Greetings from J7: The July 7th Truth Campaign

A brief update from J7 as we enter the fourth week of the inquests proper, and a reminder to keep up to date with the latest analysis of inquest proceedings on the J7 7/7 Inquests blog.

The 7 July Inquests process is a crucially important process. It is also potentially the only occasion that the events of 7/7 will receive relatively open and public scrutiny, and the only public process during which some of the evidence is released into the public domain.

Already evidence has been adduced at the hearings which directly contradicts the official Home Office 'narrative' of events, yet Counsel to the Inquests has not allowed the evidence to interrupt the use of the Inquests as mere confirmation of what we have already been told.

J7 have been researching the events of 7/7 since the day itself and we can confidently state, based on the evidence that has been released, that we have no idea a) what happened, b) how it happened, and c) who made it happen.

After over five years of continuous research, J7 has very few answers. Instead we have considerably more questions than we started out with that have hitherto not been satisfactorily answered.

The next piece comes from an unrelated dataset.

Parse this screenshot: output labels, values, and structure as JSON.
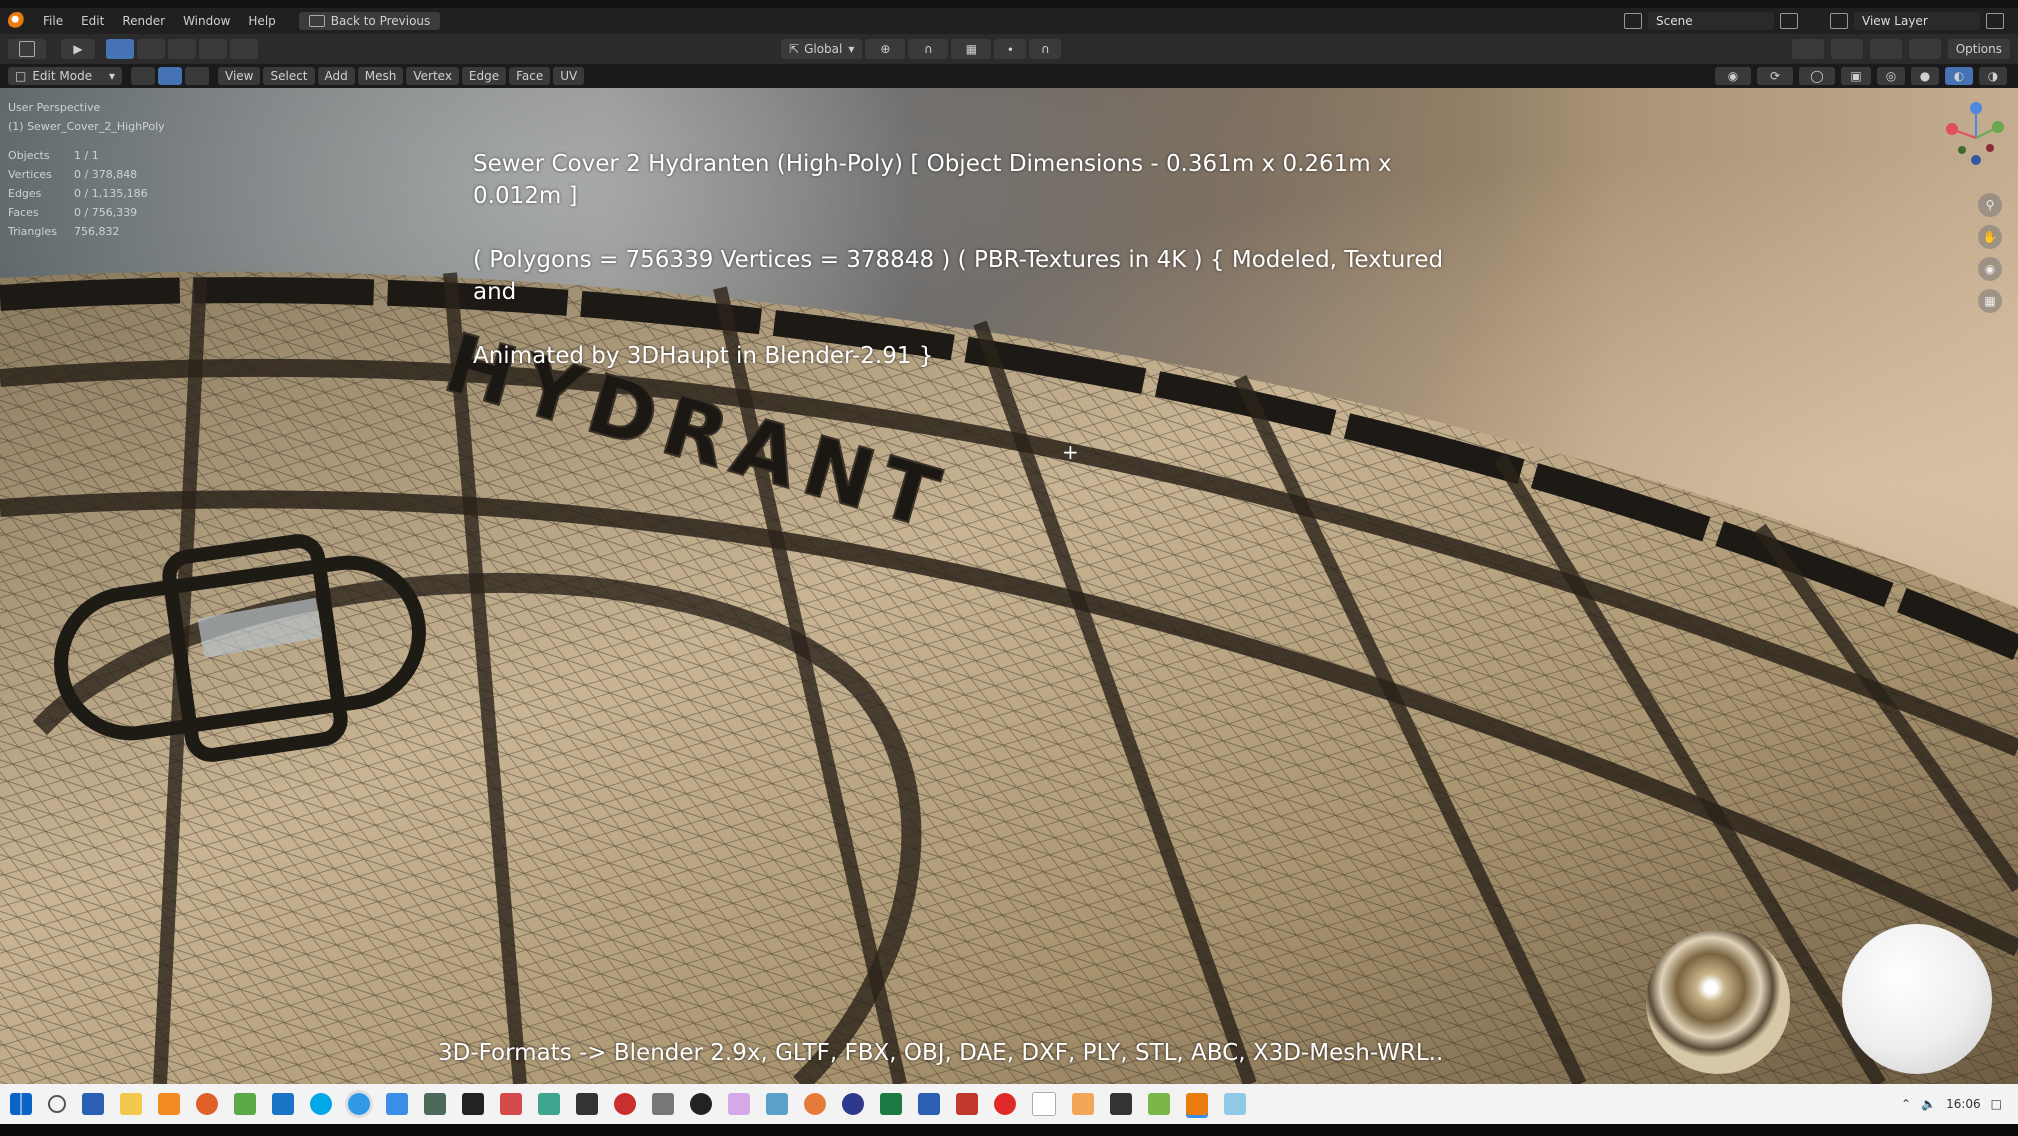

So, if you encounter articles, blogs or books -- in the mainstream media, or otherwise -- which profess to offer "THE TRUTH" about what happened, or which are trying to sell you something that contains an alternative narrative in which all the blanks are helpfully filled in, J7's advice is: Best stay clear.

The 7 July Inquests hearings transcripts are published each day the inquests sit, but only as web pages, making them unsuitable for printing, and cumbersome to search multiple transcripts. So, as a public service to all researchers, interested parties and investigative journalists everywhere, J7 are publishing print-friendly, easily searchable, PDF versions of the hearing transcripts. We have also helpfully summarised the nature of the contents of the evidence adduced in court and released via the 7 July Inquests web site.

Read and download the Inquests Transcripts as PDFs, complete with evidence summaries:

Read and download the J7 Submissions to the Inquests

Since our last email update, three new articles have gone live on the dedicated J7 Inquests blog, including an article featuring J7's very own first home-grown video production!

J7: 7/7 Inquests Blog: The Curious Case of the Jag That Parked in the Daytime
A picture tells a thousand words, moving pictures a few more than that. Taking a closer look at the CCTV footage from Luton station on 28 June 2005 and 7 July 2005. The article also includes a J7-produced video to highlight the curious coincidence of the Jag that parked in the daytime.

Behind the Scenes of the Aldgate Explosion, at 11 minutes to 9
Evidence adduced in court all points to major issues on the underground happening *before* the time at which the Counsel for the Inquests is adamant that suicide bombers instigated explosions.

The Strange Account of Ross Mallinson
The Inquests have given rise to many more unresolved issues. One such issue is that of Ross Mallinson, and quite where he was and what happened to him. If the inquests are unable to satisfactorily define the story of a survivor, even one that hasn't been called to give evidence, with what precision will the inquest perform its proper task?

We will be in touch again soon. In the meantime, please keep checking back at the J7: 7/7 Inquests blog. You can also subscribe to the J7:7/7 Inquests blog using RSS feed links on the blog, or by email using the 'Subscribe to J7:Inquests Blog' form in the blog sidebar.

In solidarity, for truth and justice,
J7: The July 7th Truth Campaign